### ABOUT THIS EXERCISE
Reproduce the data in its entirety, exactly as supplied.

(Records from a collection)
....................

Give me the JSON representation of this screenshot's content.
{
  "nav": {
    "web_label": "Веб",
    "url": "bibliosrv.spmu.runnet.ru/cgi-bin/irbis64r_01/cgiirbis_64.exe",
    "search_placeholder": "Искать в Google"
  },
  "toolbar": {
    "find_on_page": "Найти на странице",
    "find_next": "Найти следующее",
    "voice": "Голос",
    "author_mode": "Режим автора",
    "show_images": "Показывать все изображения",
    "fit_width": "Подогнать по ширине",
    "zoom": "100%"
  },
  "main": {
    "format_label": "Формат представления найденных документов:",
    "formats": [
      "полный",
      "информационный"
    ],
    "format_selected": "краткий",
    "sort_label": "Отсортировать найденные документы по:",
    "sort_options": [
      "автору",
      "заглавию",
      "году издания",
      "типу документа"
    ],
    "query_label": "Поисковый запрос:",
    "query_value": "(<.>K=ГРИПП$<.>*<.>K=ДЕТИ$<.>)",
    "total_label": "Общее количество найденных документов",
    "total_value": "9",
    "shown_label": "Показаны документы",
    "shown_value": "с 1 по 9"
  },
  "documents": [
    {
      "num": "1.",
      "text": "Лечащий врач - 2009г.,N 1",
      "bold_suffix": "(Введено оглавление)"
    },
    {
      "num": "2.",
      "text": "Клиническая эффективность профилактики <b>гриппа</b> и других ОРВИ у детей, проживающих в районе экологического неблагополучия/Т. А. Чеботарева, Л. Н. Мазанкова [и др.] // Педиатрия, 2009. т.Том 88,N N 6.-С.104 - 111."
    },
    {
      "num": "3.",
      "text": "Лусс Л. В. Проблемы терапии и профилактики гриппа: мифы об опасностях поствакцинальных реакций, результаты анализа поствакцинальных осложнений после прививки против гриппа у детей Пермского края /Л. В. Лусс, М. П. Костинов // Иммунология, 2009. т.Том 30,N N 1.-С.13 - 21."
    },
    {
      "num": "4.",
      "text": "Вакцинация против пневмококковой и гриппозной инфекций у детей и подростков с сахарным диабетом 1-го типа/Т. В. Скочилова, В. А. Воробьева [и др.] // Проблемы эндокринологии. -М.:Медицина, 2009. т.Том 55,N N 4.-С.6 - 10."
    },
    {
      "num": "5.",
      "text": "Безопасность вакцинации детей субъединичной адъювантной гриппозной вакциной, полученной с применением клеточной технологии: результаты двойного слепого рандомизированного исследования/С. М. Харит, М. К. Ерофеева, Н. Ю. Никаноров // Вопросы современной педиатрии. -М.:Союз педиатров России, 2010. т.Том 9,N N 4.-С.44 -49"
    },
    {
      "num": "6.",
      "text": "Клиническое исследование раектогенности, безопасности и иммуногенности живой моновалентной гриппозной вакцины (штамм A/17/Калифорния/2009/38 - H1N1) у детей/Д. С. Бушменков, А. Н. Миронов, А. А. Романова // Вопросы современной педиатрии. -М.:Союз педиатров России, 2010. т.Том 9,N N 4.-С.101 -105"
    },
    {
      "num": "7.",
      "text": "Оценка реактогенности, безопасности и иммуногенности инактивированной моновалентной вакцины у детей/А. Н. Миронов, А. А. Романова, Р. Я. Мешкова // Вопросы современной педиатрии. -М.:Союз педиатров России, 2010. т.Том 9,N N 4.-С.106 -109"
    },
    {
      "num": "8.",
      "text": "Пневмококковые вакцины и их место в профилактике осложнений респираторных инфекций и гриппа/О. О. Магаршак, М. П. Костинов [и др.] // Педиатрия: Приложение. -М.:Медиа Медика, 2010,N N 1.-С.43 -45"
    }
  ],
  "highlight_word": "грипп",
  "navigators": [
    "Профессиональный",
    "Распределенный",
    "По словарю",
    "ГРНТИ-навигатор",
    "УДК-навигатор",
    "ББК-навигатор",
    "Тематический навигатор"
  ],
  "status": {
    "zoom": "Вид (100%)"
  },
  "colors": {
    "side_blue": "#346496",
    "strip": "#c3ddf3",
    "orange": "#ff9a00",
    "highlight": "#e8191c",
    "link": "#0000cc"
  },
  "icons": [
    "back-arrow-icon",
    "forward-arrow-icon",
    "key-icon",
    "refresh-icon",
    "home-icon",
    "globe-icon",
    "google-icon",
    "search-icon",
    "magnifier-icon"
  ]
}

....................

### ANSWER BOX
Give me the JSON representation of this screenshot's content.
{
  "nav": {
    "web_label": "Веб",
    "url": "bibliosrv.spmu.runnet.ru/cgi-bin/irbis64r_01/cgiirbis_64.exe",
    "search_placeholder": "Искать в Google"
  },
  "toolbar": {
    "find_on_page": "Найти на странице",
    "find_next": "Найти следующее",
    "voice": "Голос",
    "author_mode": "Режим автора",
    "show_images": "Показывать все изображения",
    "fit_width": "Подогнать по ширине",
    "zoom": "100%"
  },
  "main": {
    "format_label": "Формат представления найденных документов:",
    "formats": [
      "полный",
      "информационный"
    ],
    "format_selected": "краткий",
    "sort_label": "Отсортировать найденные документы по:",
    "sort_options": [
      "автору",
      "заглавию",
      "году издания",
      "типу документа"
    ],
    "query_label": "Поисковый запрос:",
    "query_value": "(<.>K=ГРИПП$<.>*<.>K=ДЕТИ$<.>)",
    "total_label": "Общее количество найденных документов",
    "total_value": "9",
    "shown_label": "Показаны документы",
    "shown_value": "с 1 по 9"
  },
  "documents": [
    {
      "num": "1.",
      "text": "Лечащий врач - 2009г.,N 1",
      "bold_suffix": "(Введено оглавление)"
    },
    {
      "num": "2.",
      "text": "Клиническая эффективность профилактики <b>гриппа</b> и других ОРВИ у детей, проживающих в районе экологического неблагополучия/Т. А. Чеботарева, Л. Н. Мазанкова [и др.] // Педиатрия, 2009. т.Том 88,N N 6.-С.104 - 111."
    },
    {
      "num": "3.",
      "text": "Лусс Л. В. Проблемы терапии и профилактики гриппа: мифы об опасностях поствакцинальных реакций, результаты анализа поствакцинальных осложнений после прививки против гриппа у детей Пермского края /Л. В. Лусс, М. П. Костинов // Иммунология, 2009. т.Том 30,N N 1.-С.13 - 21."
    },
    {
      "num": "4.",
      "text": "Вакцинация против пневмококковой и гриппозной инфекций у детей и подростков с сахарным диабетом 1-го типа/Т. В. Скочилова, В. А. Воробьева [и др.] // Проблемы эндокринологии. -М.:Медицина, 2009. т.Том 55,N N 4.-С.6 - 10."
    },
    {
      "num": "5.",
      "text": "Безопасность вакцинации детей субъединичной адъювантной гриппозной вакциной, полученной с применением клеточной технологии: результаты двойного слепого рандомизированного исследования/С. М. Харит, М. К. Ерофеева, Н. Ю. Никаноров // Вопросы современной педиатрии. -М.:Союз педиатров России, 2010. т.Том 9,N N 4.-С.44 -49"
    },
    {
      "num": "6.",
      "text": "Клиническое исследование раектогенности, безопасности и иммуногенности живой моновалентной гриппозной вакцины (штамм A/17/Калифорния/2009/38 - H1N1) у детей/Д. С. Бушменков, А. Н. Миронов, А. А. Романова // Вопросы современной педиатрии. -М.:Союз педиатров России, 2010. т.Том 9,N N 4.-С.101 -105"
    },
    {
      "num": "7.",
      "text": "Оценка реактогенности, безопасности и иммуногенности инактивированной моновалентной вакцины у детей/А. Н. Миронов, А. А. Романова, Р. Я. Мешкова // Вопросы современной педиатрии. -М.:Союз педиатров России, 2010. т.Том 9,N N 4.-С.106 -109"
    },
    {
      "num": "8.",
      "text": "Пневмококковые вакцины и их место в профилактике осложнений респираторных инфекций и гриппа/О. О. Магаршак, М. П. Костинов [и др.] // Педиатрия: Приложение. -М.:Медиа Медика, 2010,N N 1.-С.43 -45"
    }
  ],
  "highlight_word": "грипп",
  "navigators": [
    "Профессиональный",
    "Распределенный",
    "По словарю",
    "ГРНТИ-навигатор",
    "УДК-навигатор",
    "ББК-навигатор",
    "Тематический навигатор"
  ],
  "status": {
    "zoom": "Вид (100%)"
  },
  "colors": {
    "side_blue": "#346496",
    "strip": "#c3ddf3",
    "orange": "#ff9a00",
    "highlight": "#e8191c",
    "link": "#0000cc"
  },
  "icons": [
    "back-arrow-icon",
    "forward-arrow-icon",
    "key-icon",
    "refresh-icon",
    "home-icon",
    "globe-icon",
    "google-icon",
    "search-icon",
    "magnifier-icon"
  ]
}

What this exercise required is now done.